● Records for the task
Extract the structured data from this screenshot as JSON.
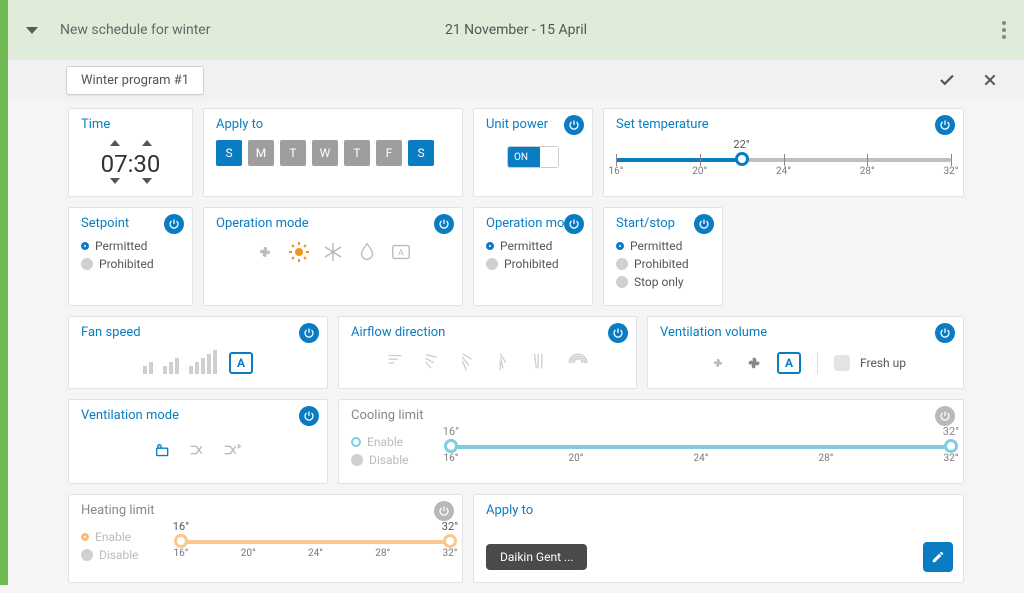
{
  "header": {
    "title": "New schedule for winter",
    "date_range": "21 November - 15 April"
  },
  "program_tab": "Winter program #1",
  "time": {
    "title": "Time",
    "value": "07:30"
  },
  "apply_days": {
    "title": "Apply to",
    "days": [
      {
        "label": "S",
        "selected": true
      },
      {
        "label": "M",
        "selected": false
      },
      {
        "label": "T",
        "selected": false
      },
      {
        "label": "W",
        "selected": false
      },
      {
        "label": "T",
        "selected": false
      },
      {
        "label": "F",
        "selected": false
      },
      {
        "label": "S",
        "selected": true
      }
    ]
  },
  "unit_power": {
    "title": "Unit power",
    "state": "ON"
  },
  "set_temp": {
    "title": "Set temperature",
    "value": "22°",
    "min": 16,
    "max": 32,
    "ticks": [
      "16°",
      "20°",
      "24°",
      "28°",
      "32°"
    ]
  },
  "setpoint": {
    "title": "Setpoint",
    "opts": [
      "Permitted",
      "Prohibited"
    ],
    "selected": 0
  },
  "op_mode_icons": {
    "title": "Operation mode"
  },
  "op_mode_perm": {
    "title": "Operation mode",
    "opts": [
      "Permitted",
      "Prohibited"
    ],
    "selected": 0
  },
  "start_stop": {
    "title": "Start/stop",
    "opts": [
      "Permitted",
      "Prohibited",
      "Stop only"
    ],
    "selected": 0
  },
  "fan_speed": {
    "title": "Fan speed"
  },
  "airflow": {
    "title": "Airflow direction"
  },
  "vent_vol": {
    "title": "Ventilation volume",
    "fresh": "Fresh up"
  },
  "vent_mode": {
    "title": "Ventilation mode"
  },
  "cool": {
    "title": "Cooling limit",
    "opts": [
      "Enable",
      "Disable"
    ],
    "selected": 0,
    "low": "16°",
    "high": "32°",
    "ticks": [
      "16°",
      "20°",
      "24°",
      "28°",
      "32°"
    ]
  },
  "heat": {
    "title": "Heating limit",
    "opts": [
      "Enable",
      "Disable"
    ],
    "selected": 0,
    "low": "16°",
    "high": "32°",
    "ticks": [
      "16°",
      "20°",
      "24°",
      "28°",
      "32°"
    ]
  },
  "apply_units": {
    "title": "Apply to",
    "chip": "Daikin Gent ..."
  }
}
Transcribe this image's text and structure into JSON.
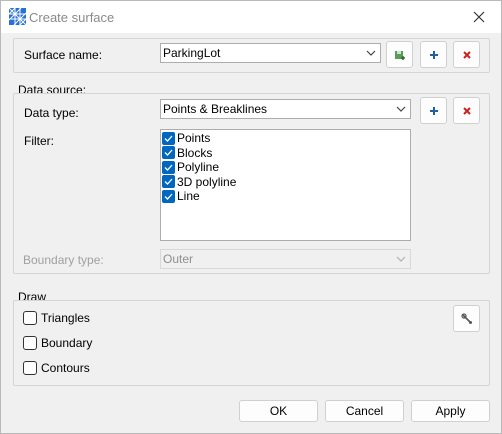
{
  "window": {
    "title": "Create surface"
  },
  "surface": {
    "label": "Surface name:",
    "value": "ParkingLot"
  },
  "data_source": {
    "group_label": "Data source:",
    "data_type_label": "Data type:",
    "data_type_value": "Points & Breaklines",
    "filter_label": "Filter:",
    "filter_items": [
      {
        "label": "Points",
        "checked": true
      },
      {
        "label": "Blocks",
        "checked": true
      },
      {
        "label": "Polyline",
        "checked": true
      },
      {
        "label": "3D polyline",
        "checked": true
      },
      {
        "label": "Line",
        "checked": true
      }
    ],
    "boundary_label": "Boundary type:",
    "boundary_value": "Outer"
  },
  "draw": {
    "group_label": "Draw",
    "options": [
      {
        "label": "Triangles",
        "checked": false
      },
      {
        "label": "Boundary",
        "checked": false
      },
      {
        "label": "Contours",
        "checked": false
      }
    ]
  },
  "buttons": {
    "ok": "OK",
    "cancel": "Cancel",
    "apply": "Apply"
  },
  "colors": {
    "accent": "#0067c0",
    "add": "#1f5fa8",
    "delete": "#d01f1f",
    "save": "#3f8f3f"
  }
}
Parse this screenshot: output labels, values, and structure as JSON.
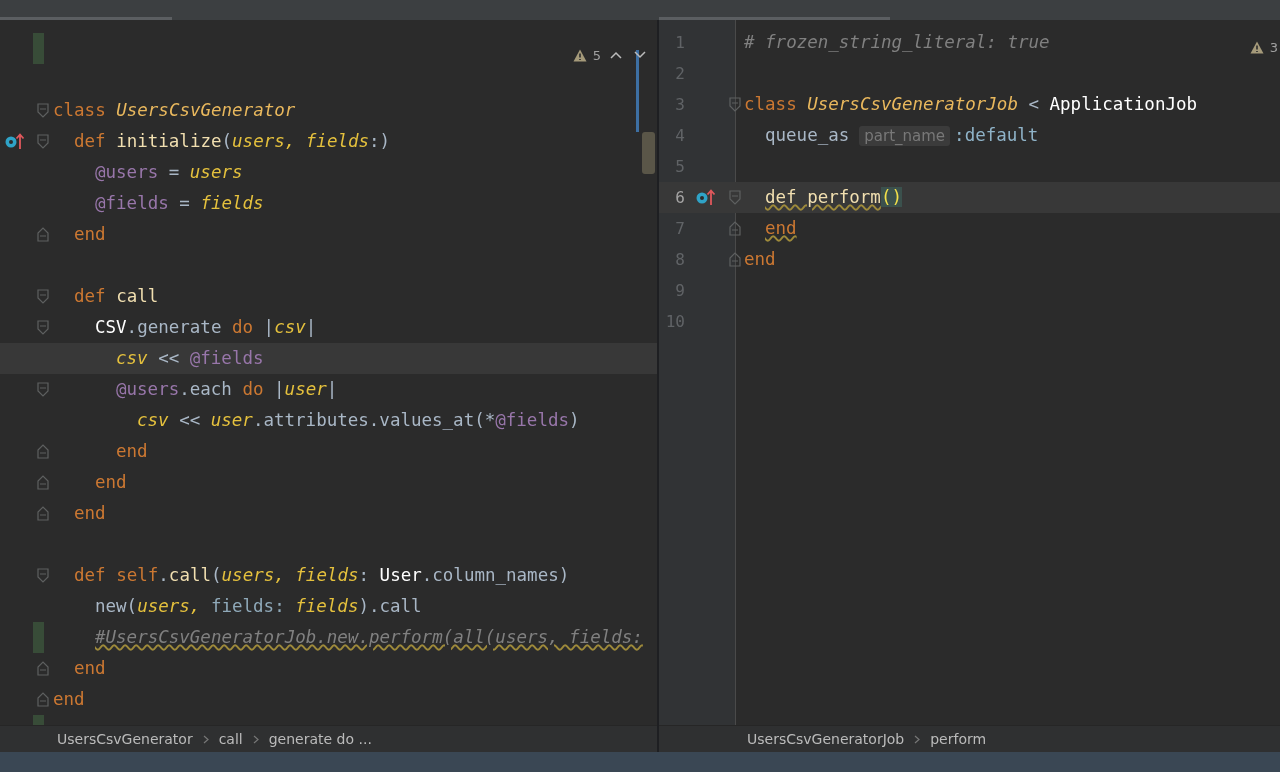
{
  "left_editor": {
    "problems": "5",
    "lines": [
      {
        "fold_start": false,
        "fold_end": false,
        "override_marker": false,
        "changed": true,
        "current": false
      },
      {
        "fold_start": false,
        "fold_end": false,
        "override_marker": false,
        "changed": false,
        "current": false
      },
      {
        "tokens": [
          {
            "text": "class ",
            "kind": "keyword"
          },
          {
            "text": "UsersCsvGenerator",
            "kind": "class"
          }
        ],
        "fold_start": true,
        "fold_end": false,
        "override_marker": false,
        "changed": false,
        "current": false,
        "children": [
          {
            "tokens": [
              {
                "text": "def ",
                "kind": "keyword"
              },
              {
                "text": "initialize",
                "kind": "method"
              },
              {
                "text": "(",
                "kind": "plain"
              },
              {
                "text": "users, fields",
                "kind": "param"
              },
              {
                "text": ":)",
                "kind": "plain"
              }
            ],
            "fold_start": true,
            "fold_end": false,
            "override_marker": true,
            "changed": false,
            "current": false,
            "children": [
              {
                "tokens": [
                  {
                    "text": "@users",
                    "kind": "ivar"
                  },
                  {
                    "text": " = ",
                    "kind": "plain"
                  },
                  {
                    "text": "users",
                    "kind": "param"
                  }
                ],
                "fold_start": false,
                "fold_end": false,
                "override_marker": false,
                "changed": false,
                "current": false
              },
              {
                "tokens": [
                  {
                    "text": "@fields",
                    "kind": "ivar"
                  },
                  {
                    "text": " = ",
                    "kind": "plain"
                  },
                  {
                    "text": "fields",
                    "kind": "param"
                  }
                ],
                "fold_start": false,
                "fold_end": false,
                "override_marker": false,
                "changed": false,
                "current": false
              }
            ]
          },
          {
            "tokens": [
              {
                "text": "end",
                "kind": "keyword"
              }
            ],
            "fold_start": false,
            "fold_end": true,
            "override_marker": false,
            "changed": false,
            "current": false
          },
          {
            "fold_start": false,
            "fold_end": false,
            "override_marker": false,
            "changed": false,
            "current": false
          },
          {
            "tokens": [
              {
                "text": "def ",
                "kind": "keyword"
              },
              {
                "text": "call",
                "kind": "method"
              }
            ],
            "fold_start": true,
            "fold_end": false,
            "override_marker": false,
            "changed": false,
            "current": false,
            "children": [
              {
                "tokens": [
                  {
                    "text": "CSV",
                    "kind": "constant"
                  },
                  {
                    "text": ".generate ",
                    "kind": "plain"
                  },
                  {
                    "text": "do",
                    "kind": "keyword"
                  },
                  {
                    "text": " |",
                    "kind": "plain"
                  },
                  {
                    "text": "csv",
                    "kind": "param"
                  },
                  {
                    "text": "|",
                    "kind": "plain"
                  }
                ],
                "fold_start": true,
                "fold_end": false,
                "override_marker": false,
                "changed": false,
                "current": false,
                "children": [
                  {
                    "tokens": [
                      {
                        "text": "csv",
                        "kind": "param"
                      },
                      {
                        "text": " << ",
                        "kind": "plain"
                      },
                      {
                        "text": "@fields",
                        "kind": "ivar"
                      }
                    ],
                    "fold_start": false,
                    "fold_end": false,
                    "override_marker": false,
                    "changed": false,
                    "current": true
                  },
                  {
                    "tokens": [
                      {
                        "text": "@users",
                        "kind": "ivar"
                      },
                      {
                        "text": ".each ",
                        "kind": "plain"
                      },
                      {
                        "text": "do",
                        "kind": "keyword"
                      },
                      {
                        "text": " |",
                        "kind": "plain"
                      },
                      {
                        "text": "user",
                        "kind": "param"
                      },
                      {
                        "text": "|",
                        "kind": "plain"
                      }
                    ],
                    "fold_start": true,
                    "fold_end": false,
                    "override_marker": false,
                    "changed": false,
                    "current": false,
                    "children": [
                      {
                        "tokens": [
                          {
                            "text": "csv",
                            "kind": "param"
                          },
                          {
                            "text": " << ",
                            "kind": "plain"
                          },
                          {
                            "text": "user",
                            "kind": "param"
                          },
                          {
                            "text": ".attributes.values_at(*",
                            "kind": "plain"
                          },
                          {
                            "text": "@fields",
                            "kind": "ivar"
                          },
                          {
                            "text": ")",
                            "kind": "plain"
                          }
                        ],
                        "fold_start": false,
                        "fold_end": false,
                        "override_marker": false,
                        "changed": false,
                        "current": false
                      }
                    ]
                  },
                  {
                    "tokens": [
                      {
                        "text": "end",
                        "kind": "keyword"
                      }
                    ],
                    "fold_start": false,
                    "fold_end": true,
                    "override_marker": false,
                    "changed": false,
                    "current": false
                  }
                ]
              },
              {
                "tokens": [
                  {
                    "text": "end",
                    "kind": "keyword"
                  }
                ],
                "fold_start": false,
                "fold_end": true,
                "override_marker": false,
                "changed": false,
                "current": false
              }
            ]
          },
          {
            "tokens": [
              {
                "text": "end",
                "kind": "keyword"
              }
            ],
            "fold_start": false,
            "fold_end": true,
            "override_marker": false,
            "changed": false,
            "current": false
          },
          {
            "fold_start": false,
            "fold_end": false,
            "override_marker": false,
            "changed": false,
            "current": false
          },
          {
            "tokens": [
              {
                "text": "def ",
                "kind": "keyword"
              },
              {
                "text": "self",
                "kind": "keyword"
              },
              {
                "text": ".",
                "kind": "plain"
              },
              {
                "text": "call",
                "kind": "method"
              },
              {
                "text": "(",
                "kind": "plain"
              },
              {
                "text": "users, fields",
                "kind": "param"
              },
              {
                "text": ": ",
                "kind": "plain"
              },
              {
                "text": "User",
                "kind": "constant"
              },
              {
                "text": ".column_names)",
                "kind": "plain"
              }
            ],
            "fold_start": true,
            "fold_end": false,
            "override_marker": false,
            "changed": false,
            "current": false,
            "children": [
              {
                "tokens": [
                  {
                    "text": "new(",
                    "kind": "plain"
                  },
                  {
                    "text": "users, ",
                    "kind": "param"
                  },
                  {
                    "text": "fields: ",
                    "kind": "label"
                  },
                  {
                    "text": "fields",
                    "kind": "param"
                  },
                  {
                    "text": ").call",
                    "kind": "plain"
                  }
                ],
                "fold_start": false,
                "fold_end": false,
                "override_marker": false,
                "changed": false,
                "current": false
              },
              {
                "tokens": [
                  {
                    "text": "#UsersCsvGeneratorJob.new.perform(all(users, fields:",
                    "kind": "comment",
                    "warn": true
                  }
                ],
                "fold_start": false,
                "fold_end": false,
                "override_marker": false,
                "changed": true,
                "current": false
              }
            ]
          },
          {
            "tokens": [
              {
                "text": "end",
                "kind": "keyword"
              }
            ],
            "fold_start": false,
            "fold_end": true,
            "override_marker": false,
            "changed": false,
            "current": false
          }
        ]
      },
      {
        "tokens": [
          {
            "text": "end",
            "kind": "keyword"
          }
        ],
        "fold_start": false,
        "fold_end": true,
        "override_marker": false,
        "changed": false,
        "current": false
      },
      {
        "fold_start": false,
        "fold_end": false,
        "override_marker": false,
        "changed": true,
        "current": false
      }
    ],
    "breadcrumbs": [
      "UsersCsvGenerator",
      "call",
      "generate do ..."
    ]
  },
  "right_editor": {
    "problems": "3",
    "lines": [
      {
        "number": "1",
        "tokens": [
          {
            "text": "# frozen_string_literal: true",
            "kind": "comment"
          }
        ],
        "fold_start": false,
        "fold_end": false,
        "override_marker": false,
        "current": false
      },
      {
        "number": "2",
        "fold_start": false,
        "fold_end": false,
        "override_marker": false,
        "current": false
      },
      {
        "number": "3",
        "tokens": [
          {
            "text": "class ",
            "kind": "keyword"
          },
          {
            "text": "UsersCsvGeneratorJob",
            "kind": "class"
          },
          {
            "text": " < ",
            "kind": "plain"
          },
          {
            "text": "ApplicationJob",
            "kind": "constant"
          }
        ],
        "fold_start": true,
        "fold_end": false,
        "override_marker": false,
        "current": false,
        "children": [
          {
            "number": "4",
            "tokens": [
              {
                "text": "queue_as",
                "kind": "plain"
              },
              {
                "text": "part_name",
                "kind": "hint"
              },
              {
                "text": ":default",
                "kind": "symbol"
              }
            ],
            "fold_start": false,
            "fold_end": false,
            "override_marker": false,
            "current": false
          },
          {
            "number": "5",
            "fold_start": false,
            "fold_end": false,
            "override_marker": false,
            "current": false
          },
          {
            "number": "6",
            "tokens": [
              {
                "text": "def perform",
                "kind": "method",
                "warn": true
              },
              {
                "text": "()",
                "kind": "brace"
              }
            ],
            "fold_start": true,
            "fold_end": false,
            "override_marker": true,
            "current": true
          },
          {
            "number": "7",
            "tokens": [
              {
                "text": "end",
                "kind": "keyword",
                "warn": true
              }
            ],
            "fold_start": false,
            "fold_end": true,
            "override_marker": false,
            "current": false
          }
        ]
      },
      {
        "number": "8",
        "tokens": [
          {
            "text": "end",
            "kind": "keyword"
          }
        ],
        "fold_start": false,
        "fold_end": true,
        "override_marker": false,
        "current": false
      },
      {
        "number": "9",
        "fold_start": false,
        "fold_end": false,
        "override_marker": false,
        "current": false
      },
      {
        "number": "10",
        "fold_start": false,
        "fold_end": false,
        "override_marker": false,
        "current": false
      }
    ],
    "breadcrumbs": [
      "UsersCsvGeneratorJob",
      "perform"
    ]
  }
}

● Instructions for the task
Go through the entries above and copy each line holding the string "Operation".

● Task response
    "title": "Operation mode"
    "title": "Operation mode",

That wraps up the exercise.